On top of the extra run due to Kyrie Irving’s nagging lower body injuries, Delly’s season-high of 19 points couldn’t have come at a better time. In his nine previous playoff games, his scoring average was a puny 4.6 PPG. Whenever LeBron went into the high post, Delly served as his release valve and hit 3-for-6 from deep.
However, merely labeling Delly as a safety valve doesn’t paint the total picture of his contributions. He also put the ball on the floor, navigated the paint and contorted himself in order to get clean looks. He plays like a waterbug, scurrying across the hardwood with his arms and legs chopping and flailing. He was always in constant motion, forcing Chicago’s point guards to do a lot of heavy lifting defensively:
Rose is forced to work hard here in order to keep up with Dellavedova’s abrupt starts and stops. Rose is overplaying him, so he fakes a backdoor cut and forces Rose to lean towards the paint. After the back cut, Delly immediately goes to screen for LeBron. Rose is now two steps behind as he anticipates a Delly screen, but Delly slips the screen as both Rose and Jimmy Butler chase LeBron. This yields a wide open splash for Dellavedova.
The play above is just one example of the rapport that LeBron and Delly had during Game 6. LBJ has a new-found trust in the young Aussie, and it was this faith that allowed Dellavedova to be LeBron’s Robin for a night. According to NBA.com, he ended Game 6 with 59 touches, second-most behind only LeBron. Another play demonstrates Dellavedova’s ability to make a quick, decisive action when Chicago’s defense was scrambling or late on rotations:
On this play in the fourth quarter, LeBron brings the ball up the floor and goes immediately to the high post. Butler battled LeBron all series on the block, winning some of the battles and taking it on the chin in others. With the series and their season on the line, Coach Thibs decided to force the ball out of LeBron’s hands by bringing a double with Joakim Noah. LeBron has always been one of the best passers out of the post, but when desperation sets in then you have to start forcing the issue and attempt to get deflections by disrupting LeBron’s passing lanes:
As Noah brings the double from the baseline, LeBron already knows it’s coming. He knows the skip pass to Delly will force Chicago to scramble. Taj Gibson is left to rotate to Noah’s man, Tristan Thompson, who’s ready to duck in for an offensive rebound. Kirk Hinrich must shade towards Smith to prevent a quick three out of the post. This is where things get dicey for Chicago. Aaron Brooks is forced to zone up between Dellavedova on the wing and Shumpert in the corner:

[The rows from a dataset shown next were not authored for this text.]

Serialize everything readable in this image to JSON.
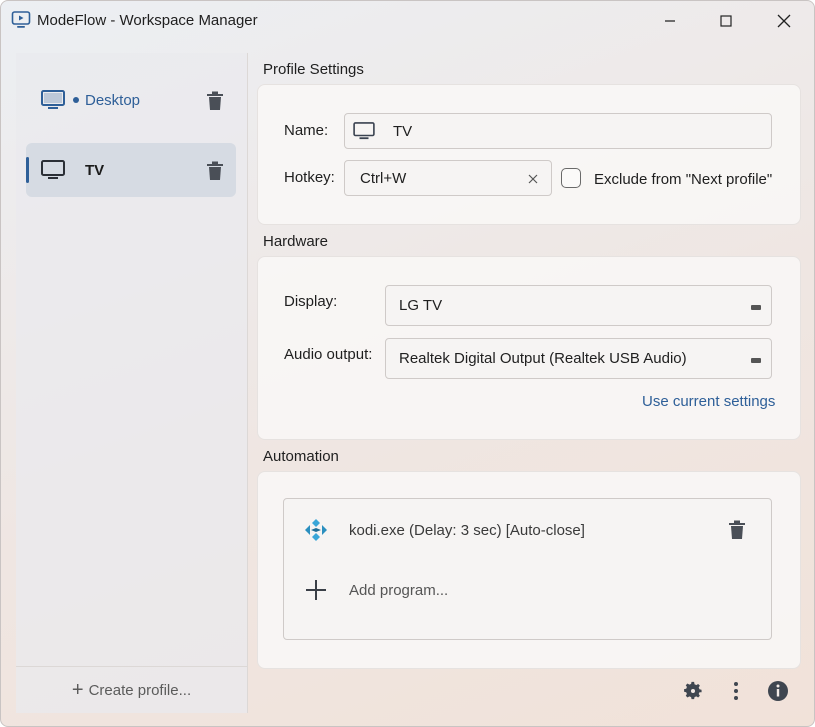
{
  "window": {
    "title": "ModeFlow - Workspace Manager",
    "accent_color": "#2e5f98"
  },
  "sidebar": {
    "items": [
      {
        "label": "Desktop",
        "icon": "monitor-icon",
        "active_indicator": true,
        "selected": false
      },
      {
        "label": "TV",
        "icon": "monitor-icon",
        "active_indicator": false,
        "selected": true
      }
    ],
    "create_label": "Create profile..."
  },
  "profile_settings": {
    "title": "Profile Settings",
    "name_label": "Name:",
    "name_value": "TV",
    "hotkey_label": "Hotkey:",
    "hotkey_value": "Ctrl+W",
    "exclude_label": "Exclude from \"Next profile\"",
    "exclude_checked": false
  },
  "hardware": {
    "title": "Hardware",
    "display_label": "Display:",
    "display_value": "LG TV",
    "audio_label": "Audio output:",
    "audio_value": "Realtek Digital Output (Realtek USB Audio)",
    "use_current_label": "Use current settings"
  },
  "automation": {
    "title": "Automation",
    "programs": [
      {
        "label": "kodi.exe (Delay: 3 sec) [Auto-close]",
        "icon": "kodi-icon"
      }
    ],
    "add_label": "Add program..."
  },
  "bottom_toolbar": {
    "icons": [
      "gear-icon",
      "more-vertical-icon",
      "info-icon"
    ]
  }
}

The two arrows in the screenshot above illustrate just how big no man’s land is for Brooks. As the ball reaches Dellavedova, Brooks is responsible for two assignments as Gibson tries to recover to Shumpert and Noah scurries back to Thompson. One simple ball fake gets Brooks to lean towards Shumpert, giving Delly enough room to charge the lane:

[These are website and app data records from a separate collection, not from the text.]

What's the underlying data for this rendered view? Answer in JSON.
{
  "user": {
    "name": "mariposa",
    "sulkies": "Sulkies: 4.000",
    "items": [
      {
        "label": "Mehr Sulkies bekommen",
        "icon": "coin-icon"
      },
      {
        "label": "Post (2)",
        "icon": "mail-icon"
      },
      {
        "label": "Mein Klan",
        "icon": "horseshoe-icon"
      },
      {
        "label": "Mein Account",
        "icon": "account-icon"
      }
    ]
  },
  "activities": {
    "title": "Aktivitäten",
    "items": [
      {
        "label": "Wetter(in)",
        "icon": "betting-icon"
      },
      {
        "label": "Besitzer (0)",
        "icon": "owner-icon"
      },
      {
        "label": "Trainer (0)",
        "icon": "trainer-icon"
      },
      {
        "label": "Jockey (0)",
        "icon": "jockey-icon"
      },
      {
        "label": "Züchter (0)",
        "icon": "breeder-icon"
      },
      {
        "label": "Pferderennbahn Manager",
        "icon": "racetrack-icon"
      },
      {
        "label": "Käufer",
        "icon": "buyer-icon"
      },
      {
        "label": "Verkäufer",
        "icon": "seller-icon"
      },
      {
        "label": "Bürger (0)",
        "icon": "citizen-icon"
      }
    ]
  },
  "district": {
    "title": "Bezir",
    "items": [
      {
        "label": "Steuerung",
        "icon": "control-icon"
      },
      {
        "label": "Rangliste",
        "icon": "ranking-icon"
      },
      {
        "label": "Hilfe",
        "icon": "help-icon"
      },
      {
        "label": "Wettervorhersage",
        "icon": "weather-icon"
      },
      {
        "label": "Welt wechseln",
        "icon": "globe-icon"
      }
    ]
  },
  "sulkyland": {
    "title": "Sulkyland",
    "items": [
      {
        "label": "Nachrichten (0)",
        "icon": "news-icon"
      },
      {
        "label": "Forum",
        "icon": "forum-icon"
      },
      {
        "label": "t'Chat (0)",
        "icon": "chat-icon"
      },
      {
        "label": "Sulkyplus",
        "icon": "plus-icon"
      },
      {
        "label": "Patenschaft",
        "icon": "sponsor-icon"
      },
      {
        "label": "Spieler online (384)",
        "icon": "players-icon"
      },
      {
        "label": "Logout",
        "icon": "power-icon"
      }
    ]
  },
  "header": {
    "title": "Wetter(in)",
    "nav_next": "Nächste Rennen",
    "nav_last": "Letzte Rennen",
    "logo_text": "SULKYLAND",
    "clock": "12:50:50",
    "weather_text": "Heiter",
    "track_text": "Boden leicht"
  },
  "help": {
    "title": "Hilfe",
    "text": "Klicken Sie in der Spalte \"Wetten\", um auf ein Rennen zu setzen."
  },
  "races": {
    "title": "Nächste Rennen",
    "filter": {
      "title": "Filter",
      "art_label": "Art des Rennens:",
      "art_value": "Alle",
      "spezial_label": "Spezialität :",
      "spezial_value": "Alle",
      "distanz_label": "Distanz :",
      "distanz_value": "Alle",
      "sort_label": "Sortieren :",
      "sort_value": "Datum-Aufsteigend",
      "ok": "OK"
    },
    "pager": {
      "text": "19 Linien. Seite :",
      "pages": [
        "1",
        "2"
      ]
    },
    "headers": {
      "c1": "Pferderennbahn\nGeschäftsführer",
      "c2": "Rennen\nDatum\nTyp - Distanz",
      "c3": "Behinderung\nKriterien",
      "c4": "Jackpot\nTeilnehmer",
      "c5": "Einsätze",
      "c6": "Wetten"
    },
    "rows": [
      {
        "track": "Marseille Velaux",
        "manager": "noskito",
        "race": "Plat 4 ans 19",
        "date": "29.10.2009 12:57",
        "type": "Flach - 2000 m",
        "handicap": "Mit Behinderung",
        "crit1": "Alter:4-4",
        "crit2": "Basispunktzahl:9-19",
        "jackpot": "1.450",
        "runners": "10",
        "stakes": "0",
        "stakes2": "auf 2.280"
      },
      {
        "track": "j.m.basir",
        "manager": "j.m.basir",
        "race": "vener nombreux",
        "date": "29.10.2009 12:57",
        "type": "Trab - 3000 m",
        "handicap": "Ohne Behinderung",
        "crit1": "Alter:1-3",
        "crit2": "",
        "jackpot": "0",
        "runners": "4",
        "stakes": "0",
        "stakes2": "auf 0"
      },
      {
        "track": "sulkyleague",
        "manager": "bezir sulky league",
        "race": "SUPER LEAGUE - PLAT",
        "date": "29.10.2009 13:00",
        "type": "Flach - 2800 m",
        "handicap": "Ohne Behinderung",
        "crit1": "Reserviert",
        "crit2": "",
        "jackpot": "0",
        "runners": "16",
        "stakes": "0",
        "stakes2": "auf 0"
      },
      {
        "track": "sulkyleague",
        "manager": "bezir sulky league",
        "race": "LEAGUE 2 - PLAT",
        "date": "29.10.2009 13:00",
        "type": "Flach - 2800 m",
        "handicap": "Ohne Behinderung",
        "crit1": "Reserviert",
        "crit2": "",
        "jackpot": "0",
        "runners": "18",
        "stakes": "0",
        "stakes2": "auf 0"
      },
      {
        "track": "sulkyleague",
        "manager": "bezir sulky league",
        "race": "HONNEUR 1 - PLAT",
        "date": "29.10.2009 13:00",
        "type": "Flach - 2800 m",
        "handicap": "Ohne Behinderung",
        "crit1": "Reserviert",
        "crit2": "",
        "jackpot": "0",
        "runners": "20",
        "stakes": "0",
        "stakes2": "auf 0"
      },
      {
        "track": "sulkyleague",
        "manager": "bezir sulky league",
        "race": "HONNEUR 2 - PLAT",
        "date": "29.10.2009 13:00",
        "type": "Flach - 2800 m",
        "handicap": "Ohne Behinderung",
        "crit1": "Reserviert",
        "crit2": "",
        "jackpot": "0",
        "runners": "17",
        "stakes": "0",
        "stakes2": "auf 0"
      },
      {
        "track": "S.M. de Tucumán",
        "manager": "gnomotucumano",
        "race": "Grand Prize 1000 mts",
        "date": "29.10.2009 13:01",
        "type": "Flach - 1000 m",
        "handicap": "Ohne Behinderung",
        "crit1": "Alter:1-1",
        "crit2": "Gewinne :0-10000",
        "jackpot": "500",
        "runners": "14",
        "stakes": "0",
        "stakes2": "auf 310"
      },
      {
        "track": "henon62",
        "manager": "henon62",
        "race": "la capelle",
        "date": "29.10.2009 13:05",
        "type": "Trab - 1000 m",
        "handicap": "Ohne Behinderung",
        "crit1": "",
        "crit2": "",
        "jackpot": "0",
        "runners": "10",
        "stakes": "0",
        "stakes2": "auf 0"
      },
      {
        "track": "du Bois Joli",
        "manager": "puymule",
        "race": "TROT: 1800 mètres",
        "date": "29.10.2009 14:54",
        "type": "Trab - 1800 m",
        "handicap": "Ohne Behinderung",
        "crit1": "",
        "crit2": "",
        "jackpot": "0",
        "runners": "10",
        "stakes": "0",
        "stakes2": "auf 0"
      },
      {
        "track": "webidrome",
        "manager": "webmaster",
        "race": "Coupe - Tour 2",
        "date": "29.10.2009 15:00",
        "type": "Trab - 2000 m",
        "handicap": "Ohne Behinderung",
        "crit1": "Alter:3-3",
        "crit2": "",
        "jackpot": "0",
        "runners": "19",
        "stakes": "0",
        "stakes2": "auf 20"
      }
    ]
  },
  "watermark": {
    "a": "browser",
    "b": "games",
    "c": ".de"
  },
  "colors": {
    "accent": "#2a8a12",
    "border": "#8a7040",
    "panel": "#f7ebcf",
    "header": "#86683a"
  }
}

Once Dellavedova gains a step, he puts a whirling spin move on Brooks and adds insult to injury by hitting the shot and bowling Brooks to the ground. Throughout the entire second half, Delly proved that he can make the wide open set shot. It was these types of shots, the ones that Chicago wanted him to take, that are going to open up the floor for the rest of his teammates.

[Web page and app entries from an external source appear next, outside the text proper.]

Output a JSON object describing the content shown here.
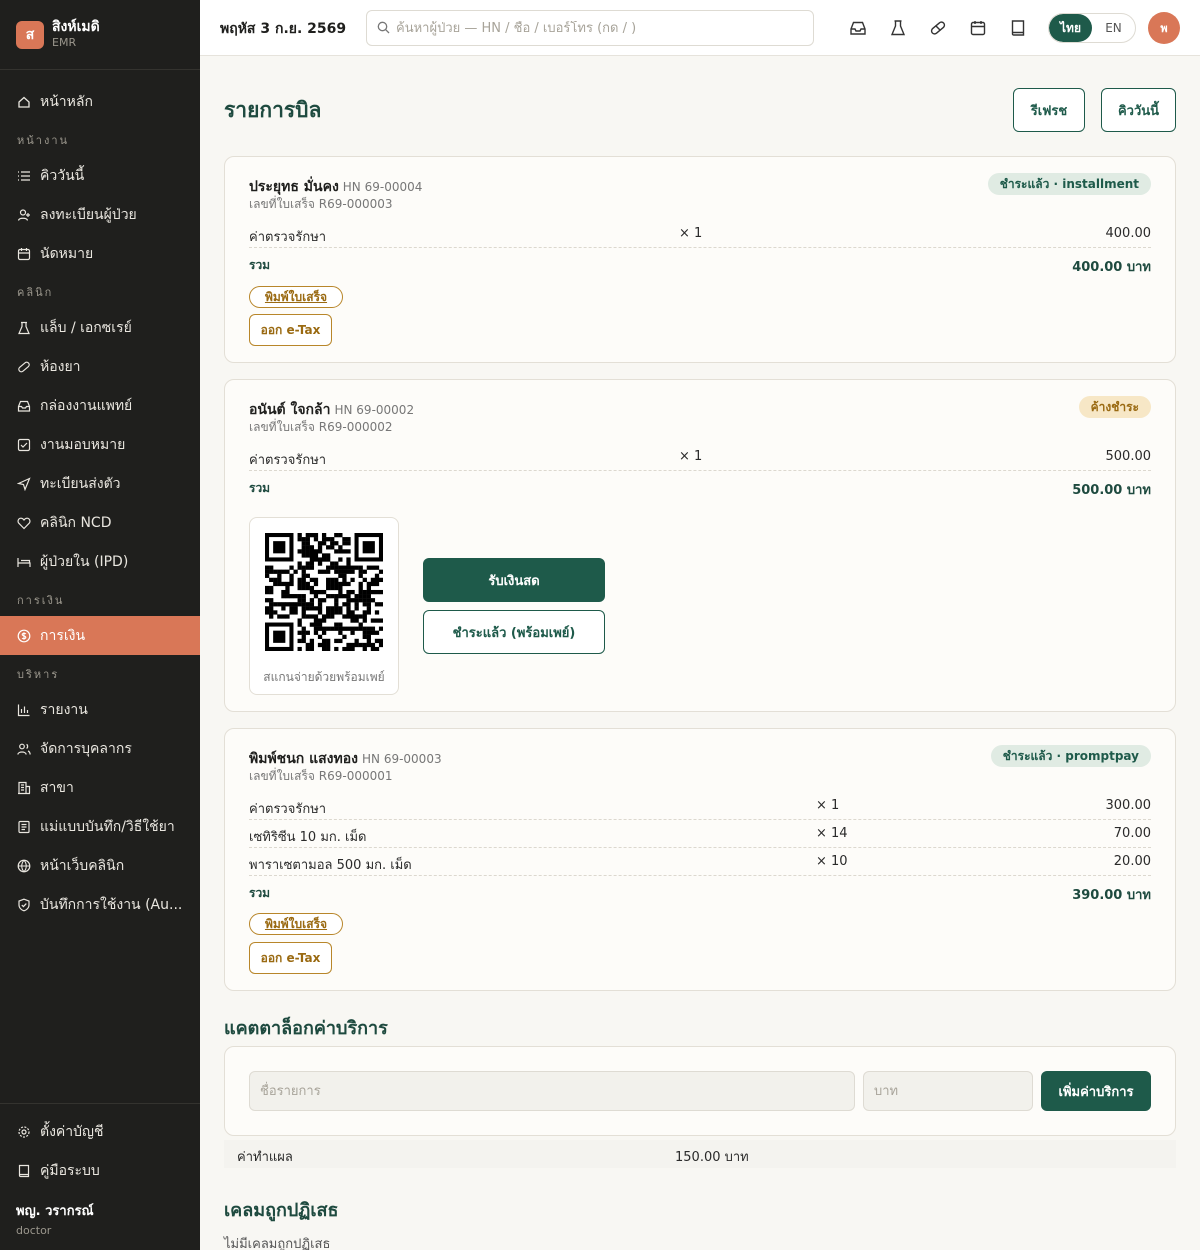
{
  "app": {
    "logo_letter": "ส",
    "name": "สิงห์เมดิ",
    "sub": "EMR"
  },
  "sidebar": {
    "home": "หน้าหลัก",
    "sections": {
      "work": "หน้างาน",
      "clinic": "คลินิก",
      "finance": "การเงิน",
      "admin": "บริหาร"
    },
    "work_items": [
      "คิววันนี้",
      "ลงทะเบียนผู้ป่วย",
      "นัดหมาย"
    ],
    "clinic_items": [
      "แล็บ / เอกซเรย์",
      "ห้องยา",
      "กล่องงานแพทย์",
      "งานมอบหมาย",
      "ทะเบียนส่งตัว",
      "คลินิก NCD",
      "ผู้ป่วยใน (IPD)"
    ],
    "finance_items": [
      "การเงิน"
    ],
    "admin_items": [
      "รายงาน",
      "จัดการบุคลากร",
      "สาขา",
      "แม่แบบบันทึก/วิธีใช้ยา",
      "หน้าเว็บคลินิก",
      "บันทึกการใช้งาน (Au..."
    ],
    "footer_items": [
      "ตั้งค่าบัญชี",
      "คู่มือระบบ"
    ],
    "user": {
      "name": "พญ. วรากรณ์",
      "role": "doctor"
    }
  },
  "topbar": {
    "date": "พฤหัส 3 ก.ย. 2569",
    "search_placeholder": "ค้นหาผู้ป่วย — HN / ชื่อ / เบอร์โทร (กด / )",
    "lang_th": "ไทย",
    "lang_en": "EN",
    "avatar_letter": "พ"
  },
  "main": {
    "title": "รายการบิล",
    "refresh_label": "รีเฟรช",
    "queue_label": "คิววันนี้",
    "total_label": "รวม",
    "print_label": "พิมพ์ใบเสร็จ",
    "etax_label": "ออก e-Tax",
    "bills": [
      {
        "name": "ประยุทธ มั่นคง",
        "hn": "HN 69-00004",
        "receipt": "เลขที่ใบเสร็จ R69-000003",
        "status": "ชำระแล้ว · installment",
        "items": [
          {
            "desc": "ค่าตรวจรักษา",
            "qty": "× 1",
            "amount": "400.00"
          }
        ],
        "total": "400.00 บาท"
      },
      {
        "name": "อนันต์ ใจกล้า",
        "hn": "HN 69-00002",
        "receipt": "เลขที่ใบเสร็จ R69-000002",
        "status": "ค้างชำระ",
        "items": [
          {
            "desc": "ค่าตรวจรักษา",
            "qty": "× 1",
            "amount": "500.00"
          }
        ],
        "total": "500.00 บาท",
        "qr_caption": "สแกนจ่ายด้วยพร้อมเพย์",
        "cash_label": "รับเงินสด",
        "promptpay_label": "ชำระแล้ว (พร้อมเพย์)"
      },
      {
        "name": "พิมพ์ชนก แสงทอง",
        "hn": "HN 69-00003",
        "receipt": "เลขที่ใบเสร็จ R69-000001",
        "status": "ชำระแล้ว · promptpay",
        "items": [
          {
            "desc": "ค่าตรวจรักษา",
            "qty": "× 1",
            "amount": "300.00"
          },
          {
            "desc": "เซทิริซีน 10 มก. เม็ด",
            "qty": "× 14",
            "amount": "70.00"
          },
          {
            "desc": "พาราเซตามอล 500 มก. เม็ด",
            "qty": "× 10",
            "amount": "20.00"
          }
        ],
        "total": "390.00 บาท"
      }
    ],
    "catalog": {
      "title": "แคตตาล็อกค่าบริการ",
      "name_placeholder": "ชื่อรายการ",
      "price_placeholder": "บาท",
      "add_label": "เพิ่มค่าบริการ",
      "items": [
        {
          "name": "ค่าทำแผล",
          "price": "150.00 บาท"
        }
      ]
    },
    "rejected": {
      "title": "เคลมถูกปฏิเสธ",
      "empty": "ไม่มีเคลมถูกปฏิเสธ"
    }
  },
  "colors": {
    "accent": "#d97757",
    "primary": "#1e5a4a",
    "sidebar_bg": "#1f1f1d",
    "pending": "#9a6a12"
  }
}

Assuming they advance past the East, it’ll undoubtedly be an uphill battle for the Cavaliers no matter who the Western Conference opponent is. With Kevin Love in a sling and Irving visiting the hyperbaric chamber between quarters, Cleveland will need every single rotation player to hit their peak, but the margin for error just got a little bit slimmer with the emergence of Dellavedova.